Families: Summary & Data Highlights

Child Care 

From 2007 to 2011, use of child care for children birth to 5 years old increased sharply in King County’s South Region.

  •  In 2011, more than half of King County preschool-aged children were in regularly scheduled child care.
  • 17% of school-age children (age 6-14 years) attended regularly scheduled pre-school or after-school care.
  • Child care is most expensive for infants and at child care centers.
  • Child care subsidies are limited, especially in King County. 

Employment Benefits 

Employees of private companies in Washington were less likely to have health insurance benefits in 2011 than in 2004.

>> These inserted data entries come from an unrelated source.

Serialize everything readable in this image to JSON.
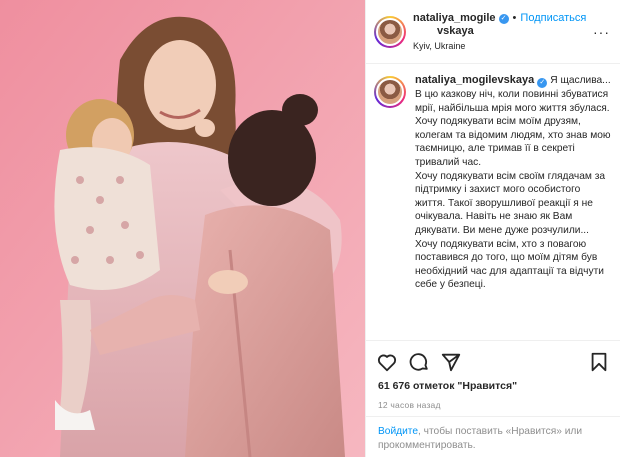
{
  "post": {
    "author": {
      "username_line1": "nataliya_mogile",
      "username_line2": "vskaya",
      "location": "Kyiv, Ukraine"
    },
    "follow_label": "Подписаться",
    "dot": "•",
    "more_label": "···",
    "caption": {
      "username": "nataliya_mogilevskaya",
      "text": "Я щаслива... В цю казкову ніч, коли повинні збуватися мрії, найбільша мрія мого життя збулася.\nХочу подякувати всім моїм друзям, колегам та відомим людям, хто знав мою таємницю, але тримав її в секреті тривалий час.\nХочу подякувати всім своїм глядачам за підтримку і захист мого особистого життя. Такої зворушливої реакції я не очікувала. Навіть не знаю як Вам дякувати. Ви мене дуже розчулили...\nХочу подякувати всім, хто з повагою поставився до того, що моїм дітям був необхідний час для адаптації та відчути себе у безпеці."
    },
    "likes": "61 676 отметок \"Нравится\"",
    "time_ago": "12 часов назад",
    "footer": {
      "login_link": "Войдите",
      "rest": ", чтобы поставить «Нравится» или прокомментировать."
    }
  },
  "icons": {
    "verified": "verified-badge-icon",
    "like": "heart-icon",
    "comment": "comment-icon",
    "share": "share-icon",
    "save": "bookmark-icon"
  },
  "colors": {
    "accent": "#0095f6",
    "verified": "#3897f0",
    "photo_background": "#f2a3b0",
    "muted_text": "#8e8e8e"
  }
}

  • The overall picture for family-friendly employment benefits in Washington State was bleaker in 2011 than it was in 2004.
  • An exception to this trend was telecommuting, where, from 2000 to 2010, the percentage of King County workers participating in employer-sponsored telecommuting programs more than doubled – from 5% to 12%.  Participants were likely to be …
    • … highly educated.
    • … well-paid.
    • … non-union employees.
  • Although the percentage of King County workers offered on-site child care declined slightly (from 10% in 2000 to 7% in 2010), two groups of employees were offered this benefit at double the average rate:
    • 24% of workers in manufacturing
    • 20% of workers in firms with at least 1000 employees
    • In addition, union members were more likely than non-union workers to be offered this benefit.

Child Rearing – Coping & Emotional Support

Emotional support for child rearing is not equally available to all parents in King County.

  • Parents who had emotional support with child rearing all or most of the time were twice as likely to report coping “very well” than those with less support.
  • Some parents were less likely than others to have someone to whom they could turn for emotional support with child rearing.  These included:
    • People of color (70%) vs. non-Hispanic whites (87%)
    • People born outside the U.S. (69%) vs. U.S. born (86%)
    • People for whom English was not their first language (60% vs. 85%)
    • People with family income <$50,000 (69%) vs. income ≥$75,000 (85%)
    • People who were not part of a couple (68%) vs. those in a couple relationship (84%)

Reading/Telling Stories to Children 

Daily reading to children younger than 5 is most likely if parents were born in the U.S., learned English as their first language, and are non-Hispanic white.

  • 67% of King County children birth to age 5 were read to daily by parents or other family members; 46% were told stories daily.
  • Daily reading and daily story-telling were more likely for children living in Seattle than those living in the East Region.
  • Daily reading to children was most likely among parents/guardians who:
    • Were non-Hispanic white rather than people of color.
    • Were born in the U.S.
    • Spoke English as their first language.
    • Had graduated from college.
    • Earned $75,000 or more a year.
    • Were in excellent, very good, or good health.